──────── RECORD EXTRACTS

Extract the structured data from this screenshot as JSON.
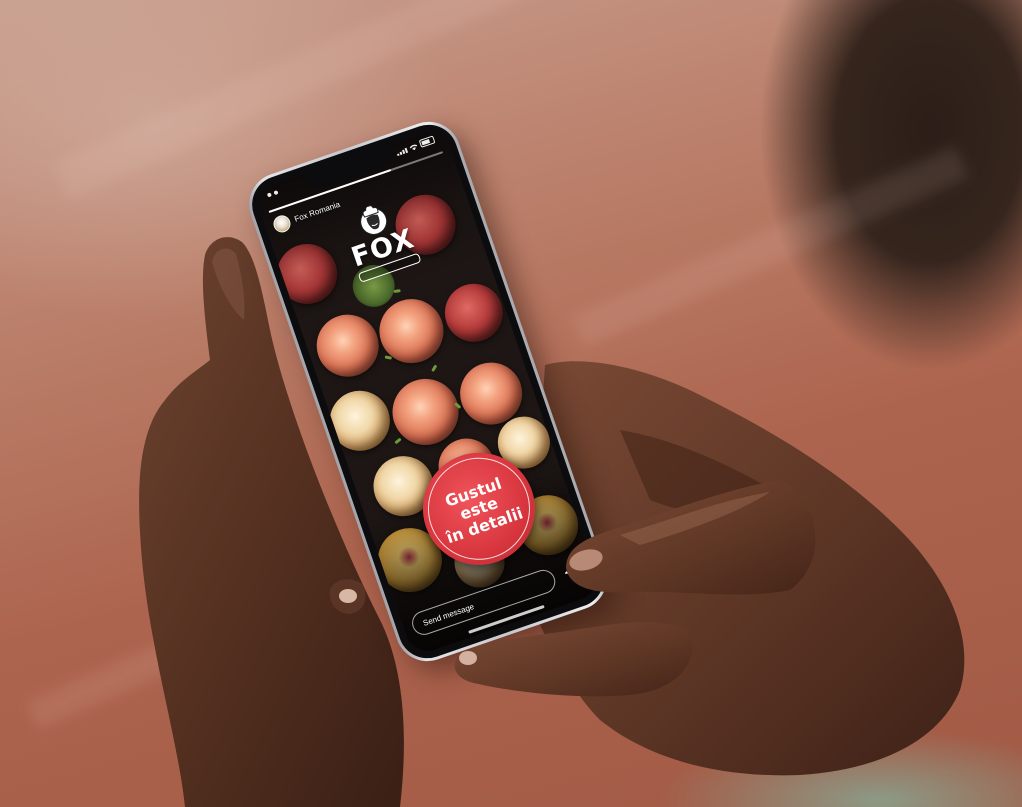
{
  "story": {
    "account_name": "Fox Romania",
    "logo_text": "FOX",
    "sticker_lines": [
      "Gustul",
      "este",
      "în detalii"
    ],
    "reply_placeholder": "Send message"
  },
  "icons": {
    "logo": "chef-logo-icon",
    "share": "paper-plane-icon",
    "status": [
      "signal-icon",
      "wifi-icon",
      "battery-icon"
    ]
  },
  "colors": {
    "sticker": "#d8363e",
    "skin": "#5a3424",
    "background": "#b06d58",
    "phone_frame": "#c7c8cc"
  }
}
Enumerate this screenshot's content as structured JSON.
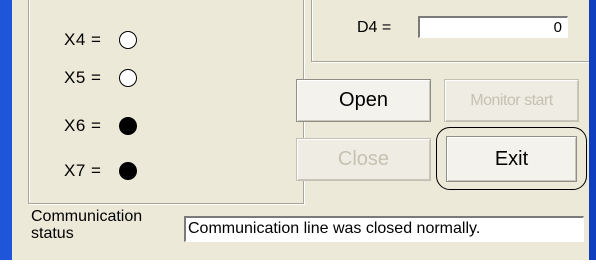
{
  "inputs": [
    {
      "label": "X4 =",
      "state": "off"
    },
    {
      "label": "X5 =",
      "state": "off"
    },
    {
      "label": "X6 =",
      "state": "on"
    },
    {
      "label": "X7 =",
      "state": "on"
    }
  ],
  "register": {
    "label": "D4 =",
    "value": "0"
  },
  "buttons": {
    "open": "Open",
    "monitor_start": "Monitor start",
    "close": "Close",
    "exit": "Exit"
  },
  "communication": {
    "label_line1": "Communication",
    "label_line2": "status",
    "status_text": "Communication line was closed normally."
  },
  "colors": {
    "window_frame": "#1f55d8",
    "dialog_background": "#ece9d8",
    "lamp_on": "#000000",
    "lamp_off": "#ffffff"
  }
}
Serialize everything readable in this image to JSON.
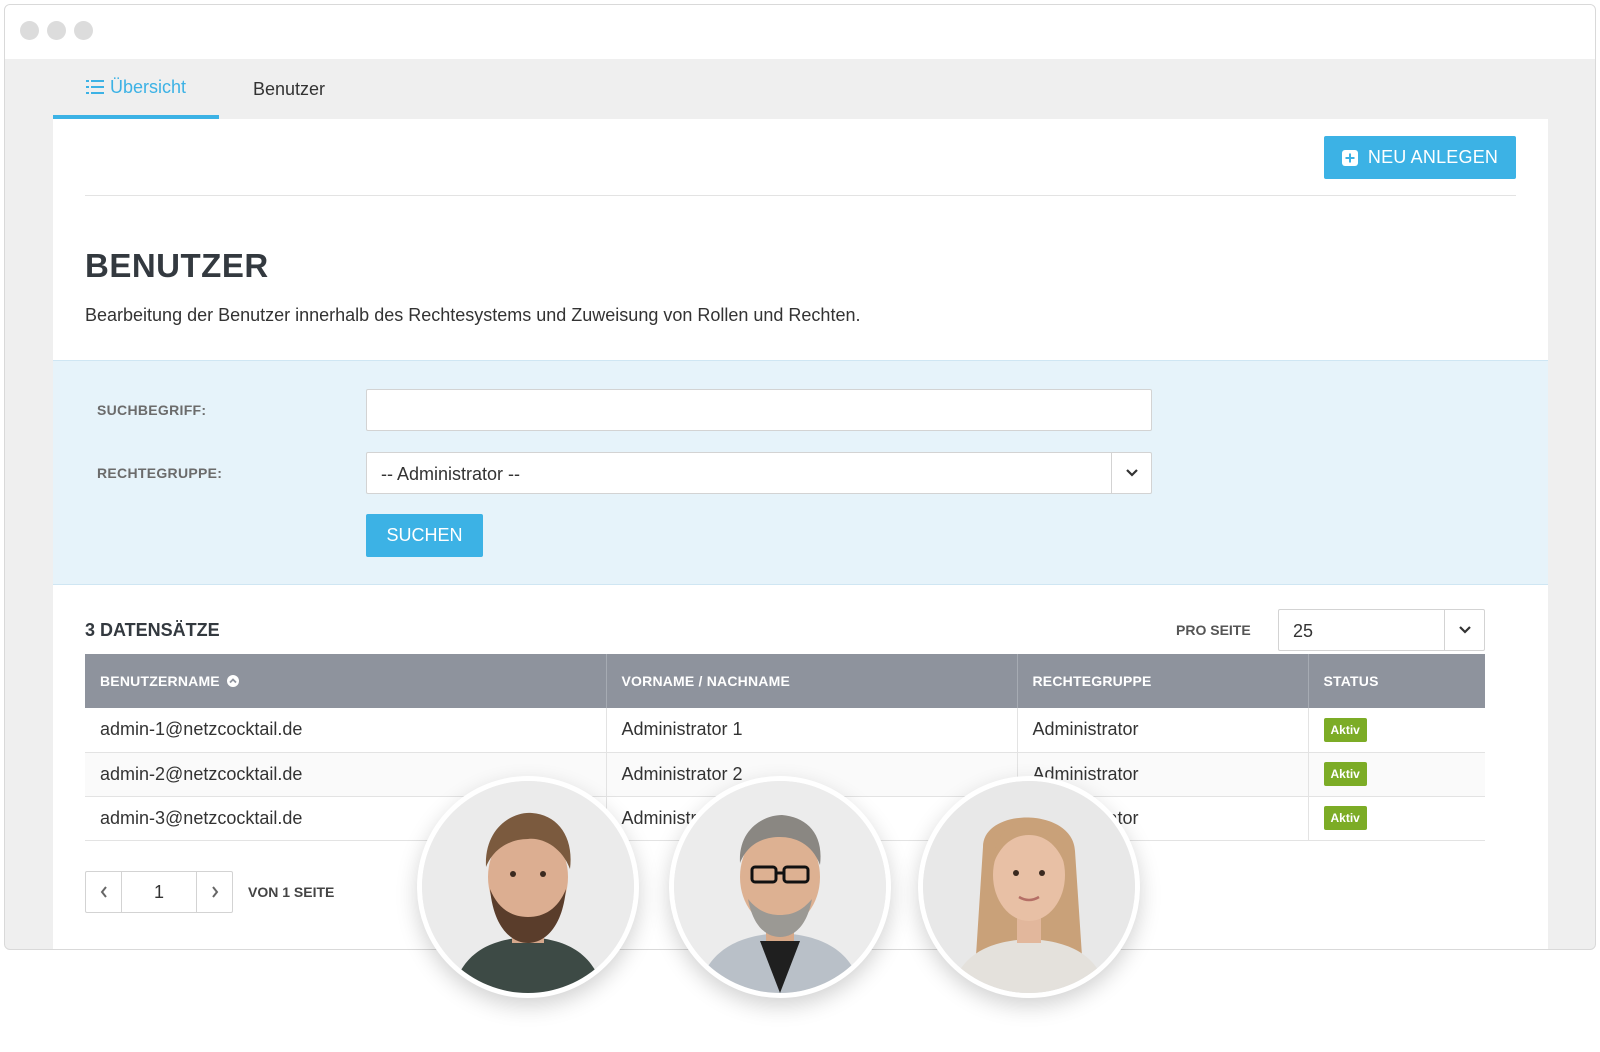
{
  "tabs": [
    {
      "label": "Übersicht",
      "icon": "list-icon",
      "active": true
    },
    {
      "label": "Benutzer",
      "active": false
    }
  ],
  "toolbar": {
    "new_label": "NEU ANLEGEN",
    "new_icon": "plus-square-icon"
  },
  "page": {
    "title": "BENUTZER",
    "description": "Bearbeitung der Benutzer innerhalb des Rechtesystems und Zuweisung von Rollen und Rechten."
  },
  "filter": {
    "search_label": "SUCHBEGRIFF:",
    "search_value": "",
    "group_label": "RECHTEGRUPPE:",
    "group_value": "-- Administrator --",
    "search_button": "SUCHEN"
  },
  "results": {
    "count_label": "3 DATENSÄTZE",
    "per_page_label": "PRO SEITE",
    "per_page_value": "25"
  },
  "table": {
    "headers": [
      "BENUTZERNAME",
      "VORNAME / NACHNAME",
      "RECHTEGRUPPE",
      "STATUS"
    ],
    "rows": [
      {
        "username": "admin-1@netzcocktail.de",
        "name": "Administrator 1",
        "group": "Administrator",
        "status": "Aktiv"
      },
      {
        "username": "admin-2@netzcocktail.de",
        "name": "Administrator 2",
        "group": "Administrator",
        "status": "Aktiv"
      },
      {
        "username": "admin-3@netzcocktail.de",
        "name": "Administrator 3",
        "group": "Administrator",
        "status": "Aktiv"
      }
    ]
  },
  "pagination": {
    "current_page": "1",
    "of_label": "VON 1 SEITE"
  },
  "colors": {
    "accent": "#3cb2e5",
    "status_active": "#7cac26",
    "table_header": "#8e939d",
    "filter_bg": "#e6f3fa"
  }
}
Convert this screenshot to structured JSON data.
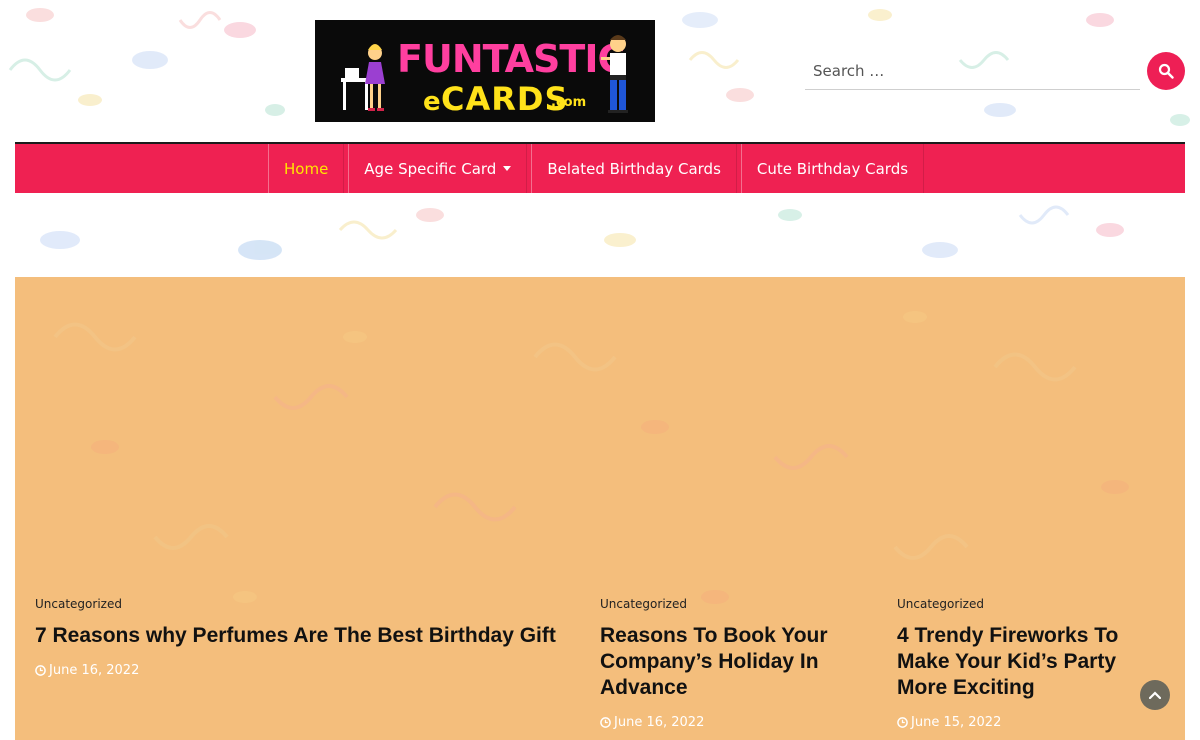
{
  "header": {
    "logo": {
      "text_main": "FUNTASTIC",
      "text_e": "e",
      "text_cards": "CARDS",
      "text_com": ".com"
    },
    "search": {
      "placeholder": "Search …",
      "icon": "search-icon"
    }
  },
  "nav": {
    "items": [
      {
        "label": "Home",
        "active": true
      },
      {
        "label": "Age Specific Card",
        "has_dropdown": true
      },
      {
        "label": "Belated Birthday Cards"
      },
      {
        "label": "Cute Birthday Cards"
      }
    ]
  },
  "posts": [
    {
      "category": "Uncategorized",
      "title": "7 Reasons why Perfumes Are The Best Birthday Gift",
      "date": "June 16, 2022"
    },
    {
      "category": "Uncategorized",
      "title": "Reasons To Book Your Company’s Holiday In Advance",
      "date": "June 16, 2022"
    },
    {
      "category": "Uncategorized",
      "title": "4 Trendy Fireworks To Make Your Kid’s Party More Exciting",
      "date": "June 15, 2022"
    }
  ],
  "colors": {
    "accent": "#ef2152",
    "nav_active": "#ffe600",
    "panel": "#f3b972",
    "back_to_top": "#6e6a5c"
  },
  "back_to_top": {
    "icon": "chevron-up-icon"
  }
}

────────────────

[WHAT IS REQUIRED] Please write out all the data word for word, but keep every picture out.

[RESULT BELOW]
Extract the structured data from this screenshot as JSON.
{
  "story": {
    "account_name": "Fox Romania",
    "logo_text": "FOX",
    "sticker_lines": [
      "Gustul",
      "este",
      "în detalii"
    ],
    "reply_placeholder": "Send message"
  },
  "icons": {
    "logo": "chef-logo-icon",
    "share": "paper-plane-icon",
    "status": [
      "signal-icon",
      "wifi-icon",
      "battery-icon"
    ]
  },
  "colors": {
    "sticker": "#d8363e",
    "skin": "#5a3424",
    "background": "#b06d58",
    "phone_frame": "#c7c8cc"
  }
}
Enumerate this screenshot's content as structured JSON.
{
  "inputs": [
    {
      "label": "X4 =",
      "state": "off"
    },
    {
      "label": "X5 =",
      "state": "off"
    },
    {
      "label": "X6 =",
      "state": "on"
    },
    {
      "label": "X7 =",
      "state": "on"
    }
  ],
  "register": {
    "label": "D4 =",
    "value": "0"
  },
  "buttons": {
    "open": "Open",
    "monitor_start": "Monitor start",
    "close": "Close",
    "exit": "Exit"
  },
  "communication": {
    "label_line1": "Communication",
    "label_line2": "status",
    "status_text": "Communication line was closed normally."
  },
  "colors": {
    "window_frame": "#1f55d8",
    "dialog_background": "#ece9d8",
    "lamp_on": "#000000",
    "lamp_off": "#ffffff"
  }
}
Serialize everything readable in this image to JSON.
{
  "tabs": [
    {
      "label": "Übersicht",
      "icon": "list-icon",
      "active": true
    },
    {
      "label": "Benutzer",
      "active": false
    }
  ],
  "toolbar": {
    "new_label": "NEU ANLEGEN",
    "new_icon": "plus-square-icon"
  },
  "page": {
    "title": "BENUTZER",
    "description": "Bearbeitung der Benutzer innerhalb des Rechtesystems und Zuweisung von Rollen und Rechten."
  },
  "filter": {
    "search_label": "SUCHBEGRIFF:",
    "search_value": "",
    "group_label": "RECHTEGRUPPE:",
    "group_value": "-- Administrator --",
    "search_button": "SUCHEN"
  },
  "results": {
    "count_label": "3 DATENSÄTZE",
    "per_page_label": "PRO SEITE",
    "per_page_value": "25"
  },
  "table": {
    "headers": [
      "BENUTZERNAME",
      "VORNAME / NACHNAME",
      "RECHTEGRUPPE",
      "STATUS"
    ],
    "rows": [
      {
        "username": "admin-1@netzcocktail.de",
        "name": "Administrator 1",
        "group": "Administrator",
        "status": "Aktiv"
      },
      {
        "username": "admin-2@netzcocktail.de",
        "name": "Administrator 2",
        "group": "Administrator",
        "status": "Aktiv"
      },
      {
        "username": "admin-3@netzcocktail.de",
        "name": "Administrator 3",
        "group": "Administrator",
        "status": "Aktiv"
      }
    ]
  },
  "pagination": {
    "current_page": "1",
    "of_label": "VON 1 SEITE"
  },
  "colors": {
    "accent": "#3cb2e5",
    "status_active": "#7cac26",
    "table_header": "#8e939d",
    "filter_bg": "#e6f3fa"
  }
}
Convert this screenshot to structured JSON data.
{
  "header": {
    "logo": {
      "text_main": "FUNTASTIC",
      "text_e": "e",
      "text_cards": "CARDS",
      "text_com": ".com"
    },
    "search": {
      "placeholder": "Search …",
      "icon": "search-icon"
    }
  },
  "nav": {
    "items": [
      {
        "label": "Home",
        "active": true
      },
      {
        "label": "Age Specific Card",
        "has_dropdown": true
      },
      {
        "label": "Belated Birthday Cards"
      },
      {
        "label": "Cute Birthday Cards"
      }
    ]
  },
  "posts": [
    {
      "category": "Uncategorized",
      "title": "7 Reasons why Perfumes Are The Best Birthday Gift",
      "date": "June 16, 2022"
    },
    {
      "category": "Uncategorized",
      "title": "Reasons To Book Your Company’s Holiday In Advance",
      "date": "June 16, 2022"
    },
    {
      "category": "Uncategorized",
      "title": "4 Trendy Fireworks To Make Your Kid’s Party More Exciting",
      "date": "June 15, 2022"
    }
  ],
  "colors": {
    "accent": "#ef2152",
    "nav_active": "#ffe600",
    "panel": "#f3b972",
    "back_to_top": "#6e6a5c"
  },
  "back_to_top": {
    "icon": "chevron-up-icon"
  }
}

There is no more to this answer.